What’s in a 2011 moment? Certainly a few things we never thought we’d see: Charlie Sheen’s crack-induced webcam vlog, a Facebook-inspired revolution in Egypt, a Seal Team Six smackdown on Osama Bin Laden, the discovery of another earthly planet…
Ladies and gentlemen, feast your eyes on the “Zappa.”
What we have here are two distinct types of facial hair—a slightly longer “imperial” up top and a slightly wider “soul patch” down below. Put them together and you’ve got one of the most memorable mustaches in rock history.
As you might expect, there’s a rebellious origin story. “I had a mustache when I was 11,” Zappa told Simpsons creator Matt Groening in a 1992 interview. “Then in high school I added a ‘Genghis’ [below his bottom lip].”
Displeased by Zappa’s appearance, the principal offered him two options: write a 2,000-word essay about proper grooming or be suspended for two weeks. “So I took a two-week vacation. I showed up back in school with a list of all my R&B records by artist and label, and a list of all the ones that I thought I was going to buy for the next three or four months, and that was my 2,000-word essay. I laughed at them.”
You’ve been tapped to play Santa Claus this year, the most beloved bearded man on the planet.
This is not a responsibility to be taken lightly. Properly projecting the triplet of “Ho’s” will require core strength. Properly responding to a kid who’s just asked you to save his house from foreclosure requires a good excuse to take a five-minute break. Parents and children alike are depending on you. (As are the 12 “little people” you hired as elves.)
To help with your preparation, we’ve drawn up a few rules and provided real-life cautionary tales of what happens when those rules aren’t followed.
We’re all for ingenuity when it comes to grooming.
Anything having to do with minimizing back hair, for example, is good by us.
But there are three products currently on the market that we’d just assume go away (along with the men using these products.)

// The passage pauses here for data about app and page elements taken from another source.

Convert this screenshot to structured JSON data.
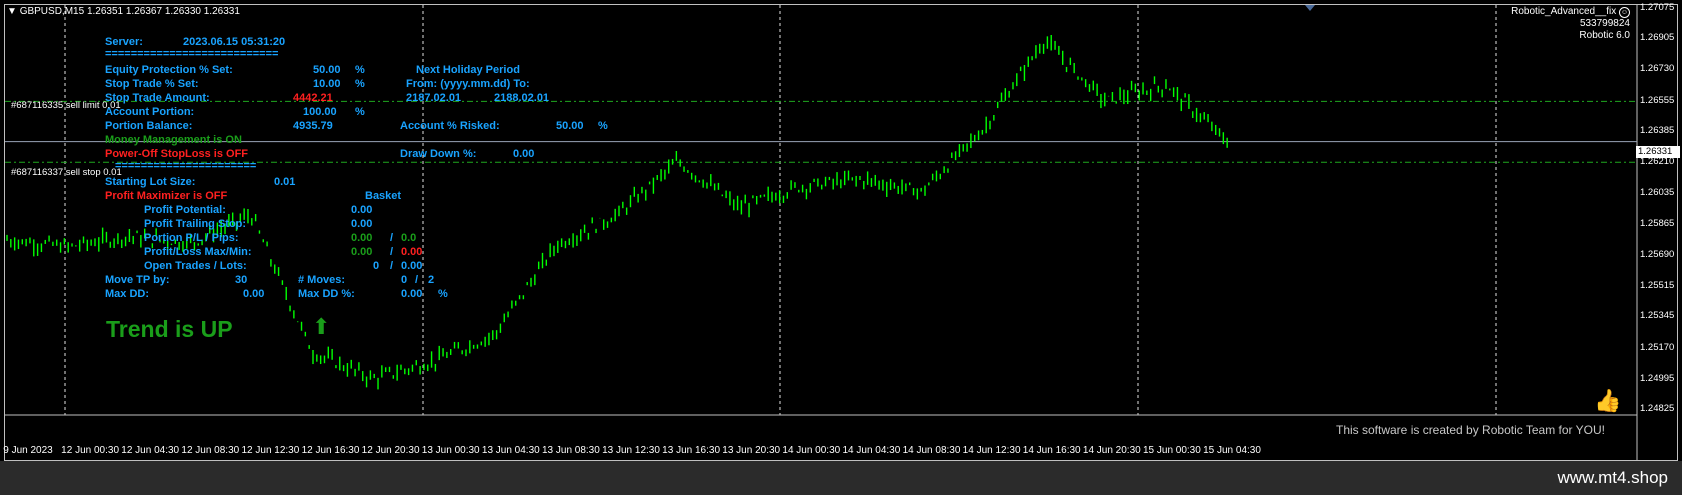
{
  "header": {
    "menu_glyph": "▼",
    "symbol": "GBPUSD,M15",
    "ohlc": [
      "1.26351",
      "1.26367",
      "1.26330",
      "1.26331"
    ]
  },
  "ea_info": {
    "name": "Robotic_Advanced__fix",
    "account": "533799824",
    "version": "Robotic 6.0"
  },
  "panel": {
    "server_label": "Server:",
    "server_time": "2023.06.15 05:31:20",
    "sep1": "===========================",
    "equity_label": "Equity Protection % Set:",
    "equity_value": "50.00",
    "equity_pct": "%",
    "stop_pct_label": "Stop Trade % Set:",
    "stop_pct_value": "10.00",
    "stop_pct_pct": "%",
    "stop_amt_label": "Stop Trade Amount:",
    "stop_amt_value": "4442.21",
    "acct_portion_label": "Account Portion:",
    "acct_portion_value": "100.00",
    "acct_portion_pct": "%",
    "portion_balance_label": "Portion Balance:",
    "portion_balance_value": "4935.79",
    "money_mgmt": "Money Management is ON",
    "power_off": "Power-Off StopLoss is OFF",
    "sep2": "======================",
    "holiday_title": "Next Holiday Period",
    "holiday_from_to": "From: (yyyy.mm.dd) To:",
    "holiday_from": "2187.02.01",
    "holiday_to": "2188.02.01",
    "risked_label": "Account % Risked:",
    "risked_value": "50.00",
    "risked_pct": "%",
    "drawdown_label": "Draw Down %:",
    "drawdown_value": "0.00",
    "lot_label": "Starting Lot Size:",
    "lot_value": "0.01",
    "maximizer": "Profit Maximizer is OFF",
    "basket": "Basket",
    "profit_potential_label": "Profit Potential:",
    "profit_potential_value": "0.00",
    "trailing_label": "Profit Trailing Stop:",
    "trailing_value": "0.00",
    "pl_label": "Portion P/L / Pips:",
    "pl_value": "0.00",
    "pl_slash": "/",
    "pl_pips": "0.0",
    "maxmin_label": "Profit/Loss Max/Min:",
    "max_value": "0.00",
    "maxmin_slash": "/",
    "min_value": "0.00",
    "open_label": "Open Trades / Lots:",
    "open_trades": "0",
    "open_slash": "/",
    "open_lots": "0.00",
    "move_tp_label": "Move TP by:",
    "move_tp_value": "30",
    "moves_label": "# Moves:",
    "moves_value": "0",
    "moves_slash": "/",
    "moves_max": "2",
    "max_dd_label": "Max DD:",
    "max_dd_value": "0.00",
    "max_dd_pct_label": "Max DD %:",
    "max_dd_pct_value": "0.00",
    "max_dd_pct_sign": "%"
  },
  "trend": {
    "text": "Trend is UP",
    "arrow_icon": "up-arrow-icon"
  },
  "orders": [
    {
      "label": "#687116335 sell limit 0.01",
      "price": 1.26557
    },
    {
      "label": "#687116337 sell stop 0.01",
      "price": 1.26215
    }
  ],
  "current_price": {
    "value": 1.26331,
    "label": "1.26331"
  },
  "price_axis": {
    "min": 1.24825,
    "max": 1.27075,
    "ticks": [
      "1.27075",
      "1.26905",
      "1.26730",
      "1.26555",
      "1.26385",
      "1.26210",
      "1.26035",
      "1.25865",
      "1.25690",
      "1.25515",
      "1.25345",
      "1.25170",
      "1.24995",
      "1.24825"
    ]
  },
  "time_axis": {
    "ticks": [
      "9 Jun 2023",
      "12 Jun 00:30",
      "12 Jun 04:30",
      "12 Jun 08:30",
      "12 Jun 12:30",
      "12 Jun 16:30",
      "12 Jun 20:30",
      "13 Jun 00:30",
      "13 Jun 04:30",
      "13 Jun 08:30",
      "13 Jun 12:30",
      "13 Jun 16:30",
      "13 Jun 20:30",
      "14 Jun 00:30",
      "14 Jun 04:30",
      "14 Jun 08:30",
      "14 Jun 12:30",
      "14 Jun 16:30",
      "14 Jun 20:30",
      "15 Jun 00:30",
      "15 Jun 04:30"
    ]
  },
  "credit": "This software is created by Robotic Team for YOU!",
  "watermark": "www.mt4.shop",
  "smiley_icon": "smiley-icon",
  "thumb_icon": "thumbs-up-icon",
  "colors": {
    "candle": "#00ff00",
    "label_blue": "#19a3ff",
    "red": "#ff2020",
    "green_text": "#1a9e1a",
    "order_line": "#1fa81f"
  },
  "chart_data": {
    "type": "line",
    "title": "GBPUSD,M15",
    "x": [
      "9 Jun 2023",
      "12 Jun 00:30",
      "12 Jun 04:30",
      "12 Jun 08:30",
      "12 Jun 12:30",
      "12 Jun 16:30",
      "12 Jun 20:30",
      "13 Jun 00:30",
      "13 Jun 04:30",
      "13 Jun 08:30",
      "13 Jun 12:30",
      "13 Jun 16:30",
      "13 Jun 20:30",
      "14 Jun 00:30",
      "14 Jun 04:30",
      "14 Jun 08:30",
      "14 Jun 12:30",
      "14 Jun 16:30",
      "14 Jun 20:30",
      "15 Jun 00:30",
      "15 Jun 04:30"
    ],
    "series": [
      {
        "values": [
          1.2578,
          1.2574,
          1.258,
          1.2576,
          1.2592,
          1.2515,
          1.25,
          1.251,
          1.2525,
          1.2575,
          1.2592,
          1.2622,
          1.2596,
          1.2608,
          1.2612,
          1.2605,
          1.264,
          1.269,
          1.2656,
          1.2665,
          1.2633
        ]
      }
    ],
    "ylim": [
      1.24825,
      1.27075
    ],
    "grid": true
  }
}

To all you Movember men: You’re supporting a great cause, but don’t get all cocky about the length of your ’stache after two weeks.
Not without first meeting Hans Langseth, aka “King Whiskers,” whose 17-and-a-half-foot beard remains the longest facial hair ever grown by a man. (Vivian Wheeler of Wood River, Illinois, grew hers to 11 inches, God bless her soul.)
Your facial hair is a lot of things. Rugged. Warm. Splotchy, yet sexy. But it is nowhere near as strong as Antanas Kontrimas’s beard which, bearing a strong resemblance to 30 packs of steel wool, has lifted ladies, towed Land Rovers and taxied planes.
The Lithuanian has been lengthening and strengthening his facial hair for over 30 years, which explains how it recently lifted a 140-pound female model nearly a foot off the ground for five seconds—a new Guinness World Record for “The Heaviest Weight Lifted by a Beard” (besting his own previous record set in 2007).
LinksUrbanDaddy DRIVEN A Continuous Lean A Headlong Dive A Suitable Wardrobe Archival Clothing Art of Manliness Blackbird Blog BULLETT The Choosy Beggar Coolhunting Cool Material DETAILS Die, Workwear! FashionBeans Four Pins GQ Hypebeast The Impossible Cool Jake Davis The Midwestyle Mister Mort The Moment Put This On Racked The Sartorialist The Selby Selectism Valet Vanity Fair Daily Vulture Wax Wane What I Saw Today Well Spent